*** Given records ***

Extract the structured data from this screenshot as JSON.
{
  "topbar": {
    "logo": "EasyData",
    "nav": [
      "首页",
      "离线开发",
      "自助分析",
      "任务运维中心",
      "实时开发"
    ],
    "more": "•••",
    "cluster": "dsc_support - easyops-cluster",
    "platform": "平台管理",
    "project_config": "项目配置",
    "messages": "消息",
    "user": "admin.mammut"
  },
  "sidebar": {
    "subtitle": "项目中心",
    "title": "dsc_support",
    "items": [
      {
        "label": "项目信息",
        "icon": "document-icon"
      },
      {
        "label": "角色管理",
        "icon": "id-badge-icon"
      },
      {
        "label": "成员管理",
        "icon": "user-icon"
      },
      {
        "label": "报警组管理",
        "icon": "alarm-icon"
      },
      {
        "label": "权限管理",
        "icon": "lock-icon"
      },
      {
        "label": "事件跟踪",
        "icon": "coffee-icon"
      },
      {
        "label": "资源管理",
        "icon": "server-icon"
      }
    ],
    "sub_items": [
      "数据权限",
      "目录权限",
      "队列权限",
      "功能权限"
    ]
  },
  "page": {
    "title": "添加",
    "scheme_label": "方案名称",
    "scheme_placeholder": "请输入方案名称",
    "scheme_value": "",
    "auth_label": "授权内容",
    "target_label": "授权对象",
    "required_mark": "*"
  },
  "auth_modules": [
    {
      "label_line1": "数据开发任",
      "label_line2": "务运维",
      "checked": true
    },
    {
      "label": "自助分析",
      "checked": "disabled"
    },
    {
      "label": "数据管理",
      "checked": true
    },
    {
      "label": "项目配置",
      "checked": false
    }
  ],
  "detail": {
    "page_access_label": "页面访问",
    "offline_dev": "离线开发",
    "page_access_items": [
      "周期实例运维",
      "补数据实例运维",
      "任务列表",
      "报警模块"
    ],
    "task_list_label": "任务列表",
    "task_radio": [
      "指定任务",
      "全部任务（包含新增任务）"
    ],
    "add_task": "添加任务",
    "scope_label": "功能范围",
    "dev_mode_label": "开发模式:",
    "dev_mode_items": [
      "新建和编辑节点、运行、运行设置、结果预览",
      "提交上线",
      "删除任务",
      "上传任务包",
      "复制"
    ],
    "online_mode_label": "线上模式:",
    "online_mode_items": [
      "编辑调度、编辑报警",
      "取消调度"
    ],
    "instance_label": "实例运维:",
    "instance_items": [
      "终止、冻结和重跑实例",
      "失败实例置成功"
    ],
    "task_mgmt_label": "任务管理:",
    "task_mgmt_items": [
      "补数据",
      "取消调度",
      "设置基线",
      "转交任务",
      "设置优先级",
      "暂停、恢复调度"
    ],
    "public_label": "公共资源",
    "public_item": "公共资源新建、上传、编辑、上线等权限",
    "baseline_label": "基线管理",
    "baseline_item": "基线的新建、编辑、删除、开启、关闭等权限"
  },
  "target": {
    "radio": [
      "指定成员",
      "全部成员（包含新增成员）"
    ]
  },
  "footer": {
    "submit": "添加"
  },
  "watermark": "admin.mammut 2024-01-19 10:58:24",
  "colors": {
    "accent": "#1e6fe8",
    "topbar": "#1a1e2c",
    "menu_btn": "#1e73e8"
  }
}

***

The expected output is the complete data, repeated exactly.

Extract the structured data from this screenshot as JSON.
{
  "topbar": {
    "logo": "EasyData",
    "nav": [
      "首页",
      "离线开发",
      "自助分析",
      "任务运维中心",
      "实时开发"
    ],
    "more": "•••",
    "cluster": "dsc_support - easyops-cluster",
    "platform": "平台管理",
    "project_config": "项目配置",
    "messages": "消息",
    "user": "admin.mammut"
  },
  "sidebar": {
    "subtitle": "项目中心",
    "title": "dsc_support",
    "items": [
      {
        "label": "项目信息",
        "icon": "document-icon"
      },
      {
        "label": "角色管理",
        "icon": "id-badge-icon"
      },
      {
        "label": "成员管理",
        "icon": "user-icon"
      },
      {
        "label": "报警组管理",
        "icon": "alarm-icon"
      },
      {
        "label": "权限管理",
        "icon": "lock-icon"
      },
      {
        "label": "事件跟踪",
        "icon": "coffee-icon"
      },
      {
        "label": "资源管理",
        "icon": "server-icon"
      }
    ],
    "sub_items": [
      "数据权限",
      "目录权限",
      "队列权限",
      "功能权限"
    ]
  },
  "page": {
    "title": "添加",
    "scheme_label": "方案名称",
    "scheme_placeholder": "请输入方案名称",
    "scheme_value": "",
    "auth_label": "授权内容",
    "target_label": "授权对象",
    "required_mark": "*"
  },
  "auth_modules": [
    {
      "label_line1": "数据开发任",
      "label_line2": "务运维",
      "checked": true
    },
    {
      "label": "自助分析",
      "checked": "disabled"
    },
    {
      "label": "数据管理",
      "checked": true
    },
    {
      "label": "项目配置",
      "checked": false
    }
  ],
  "detail": {
    "page_access_label": "页面访问",
    "offline_dev": "离线开发",
    "page_access_items": [
      "周期实例运维",
      "补数据实例运维",
      "任务列表",
      "报警模块"
    ],
    "task_list_label": "任务列表",
    "task_radio": [
      "指定任务",
      "全部任务（包含新增任务）"
    ],
    "add_task": "添加任务",
    "scope_label": "功能范围",
    "dev_mode_label": "开发模式:",
    "dev_mode_items": [
      "新建和编辑节点、运行、运行设置、结果预览",
      "提交上线",
      "删除任务",
      "上传任务包",
      "复制"
    ],
    "online_mode_label": "线上模式:",
    "online_mode_items": [
      "编辑调度、编辑报警",
      "取消调度"
    ],
    "instance_label": "实例运维:",
    "instance_items": [
      "终止、冻结和重跑实例",
      "失败实例置成功"
    ],
    "task_mgmt_label": "任务管理:",
    "task_mgmt_items": [
      "补数据",
      "取消调度",
      "设置基线",
      "转交任务",
      "设置优先级",
      "暂停、恢复调度"
    ],
    "public_label": "公共资源",
    "public_item": "公共资源新建、上传、编辑、上线等权限",
    "baseline_label": "基线管理",
    "baseline_item": "基线的新建、编辑、删除、开启、关闭等权限"
  },
  "target": {
    "radio": [
      "指定成员",
      "全部成员（包含新增成员）"
    ]
  },
  "footer": {
    "submit": "添加"
  },
  "watermark": "admin.mammut 2024-01-19 10:58:24",
  "colors": {
    "accent": "#1e6fe8",
    "topbar": "#1a1e2c",
    "menu_btn": "#1e73e8"
  }
}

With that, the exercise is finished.